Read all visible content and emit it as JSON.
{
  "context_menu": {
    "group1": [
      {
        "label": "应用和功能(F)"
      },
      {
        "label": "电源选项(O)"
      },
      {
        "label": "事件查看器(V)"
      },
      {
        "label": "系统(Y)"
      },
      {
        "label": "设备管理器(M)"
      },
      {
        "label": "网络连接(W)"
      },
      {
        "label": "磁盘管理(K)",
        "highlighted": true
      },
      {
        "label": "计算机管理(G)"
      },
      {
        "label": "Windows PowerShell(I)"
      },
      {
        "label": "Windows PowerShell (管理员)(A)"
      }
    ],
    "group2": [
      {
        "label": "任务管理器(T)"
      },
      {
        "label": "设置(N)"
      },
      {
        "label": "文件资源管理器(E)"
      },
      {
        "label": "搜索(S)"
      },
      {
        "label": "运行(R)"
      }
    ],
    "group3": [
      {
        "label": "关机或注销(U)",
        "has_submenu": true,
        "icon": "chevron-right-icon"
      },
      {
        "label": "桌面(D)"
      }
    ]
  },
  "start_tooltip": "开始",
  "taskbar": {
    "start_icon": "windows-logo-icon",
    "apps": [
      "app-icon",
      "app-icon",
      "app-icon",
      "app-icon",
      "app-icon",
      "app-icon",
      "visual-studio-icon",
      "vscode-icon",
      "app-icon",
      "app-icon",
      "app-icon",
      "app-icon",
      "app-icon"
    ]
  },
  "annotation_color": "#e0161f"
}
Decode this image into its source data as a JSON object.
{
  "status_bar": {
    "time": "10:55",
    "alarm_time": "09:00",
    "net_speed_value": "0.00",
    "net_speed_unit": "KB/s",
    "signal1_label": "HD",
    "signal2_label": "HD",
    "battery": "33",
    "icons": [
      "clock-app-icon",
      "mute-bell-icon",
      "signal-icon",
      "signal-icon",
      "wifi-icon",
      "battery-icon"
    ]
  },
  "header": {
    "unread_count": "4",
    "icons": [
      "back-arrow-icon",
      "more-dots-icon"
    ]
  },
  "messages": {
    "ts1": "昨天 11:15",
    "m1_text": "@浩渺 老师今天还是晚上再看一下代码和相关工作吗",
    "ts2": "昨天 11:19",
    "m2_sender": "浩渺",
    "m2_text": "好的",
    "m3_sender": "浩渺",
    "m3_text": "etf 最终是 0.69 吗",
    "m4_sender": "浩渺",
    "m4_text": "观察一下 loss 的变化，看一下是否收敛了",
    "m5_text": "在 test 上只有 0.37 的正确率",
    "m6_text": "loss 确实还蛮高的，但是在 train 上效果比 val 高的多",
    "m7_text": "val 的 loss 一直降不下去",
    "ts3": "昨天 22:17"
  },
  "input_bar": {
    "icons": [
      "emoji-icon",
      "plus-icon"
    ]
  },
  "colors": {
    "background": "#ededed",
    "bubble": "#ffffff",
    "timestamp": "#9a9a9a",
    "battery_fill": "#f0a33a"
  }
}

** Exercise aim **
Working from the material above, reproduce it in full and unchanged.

** Your response **
Read all visible content and emit it as JSON.
{
  "context_menu": {
    "group1": [
      {
        "label": "应用和功能(F)"
      },
      {
        "label": "电源选项(O)"
      },
      {
        "label": "事件查看器(V)"
      },
      {
        "label": "系统(Y)"
      },
      {
        "label": "设备管理器(M)"
      },
      {
        "label": "网络连接(W)"
      },
      {
        "label": "磁盘管理(K)",
        "highlighted": true
      },
      {
        "label": "计算机管理(G)"
      },
      {
        "label": "Windows PowerShell(I)"
      },
      {
        "label": "Windows PowerShell (管理员)(A)"
      }
    ],
    "group2": [
      {
        "label": "任务管理器(T)"
      },
      {
        "label": "设置(N)"
      },
      {
        "label": "文件资源管理器(E)"
      },
      {
        "label": "搜索(S)"
      },
      {
        "label": "运行(R)"
      }
    ],
    "group3": [
      {
        "label": "关机或注销(U)",
        "has_submenu": true,
        "icon": "chevron-right-icon"
      },
      {
        "label": "桌面(D)"
      }
    ]
  },
  "start_tooltip": "开始",
  "taskbar": {
    "start_icon": "windows-logo-icon",
    "apps": [
      "app-icon",
      "app-icon",
      "app-icon",
      "app-icon",
      "app-icon",
      "app-icon",
      "visual-studio-icon",
      "vscode-icon",
      "app-icon",
      "app-icon",
      "app-icon",
      "app-icon",
      "app-icon"
    ]
  },
  "annotation_color": "#e0161f"
}
Decode this image into its source data as a JSON object.
{
  "status_bar": {
    "time": "10:55",
    "alarm_time": "09:00",
    "net_speed_value": "0.00",
    "net_speed_unit": "KB/s",
    "signal1_label": "HD",
    "signal2_label": "HD",
    "battery": "33",
    "icons": [
      "clock-app-icon",
      "mute-bell-icon",
      "signal-icon",
      "signal-icon",
      "wifi-icon",
      "battery-icon"
    ]
  },
  "header": {
    "unread_count": "4",
    "icons": [
      "back-arrow-icon",
      "more-dots-icon"
    ]
  },
  "messages": {
    "ts1": "昨天 11:15",
    "m1_text": "@浩渺 老师今天还是晚上再看一下代码和相关工作吗",
    "ts2": "昨天 11:19",
    "m2_sender": "浩渺",
    "m2_text": "好的",
    "m3_sender": "浩渺",
    "m3_text": "etf 最终是 0.69 吗",
    "m4_sender": "浩渺",
    "m4_text": "观察一下 loss 的变化，看一下是否收敛了",
    "m5_text": "在 test 上只有 0.37 的正确率",
    "m6_text": "loss 确实还蛮高的，但是在 train 上效果比 val 高的多",
    "m7_text": "val 的 loss 一直降不下去",
    "ts3": "昨天 22:17"
  },
  "input_bar": {
    "icons": [
      "emoji-icon",
      "plus-icon"
    ]
  },
  "colors": {
    "background": "#ededed",
    "bubble": "#ffffff",
    "timestamp": "#9a9a9a",
    "battery_fill": "#f0a33a"
  }
}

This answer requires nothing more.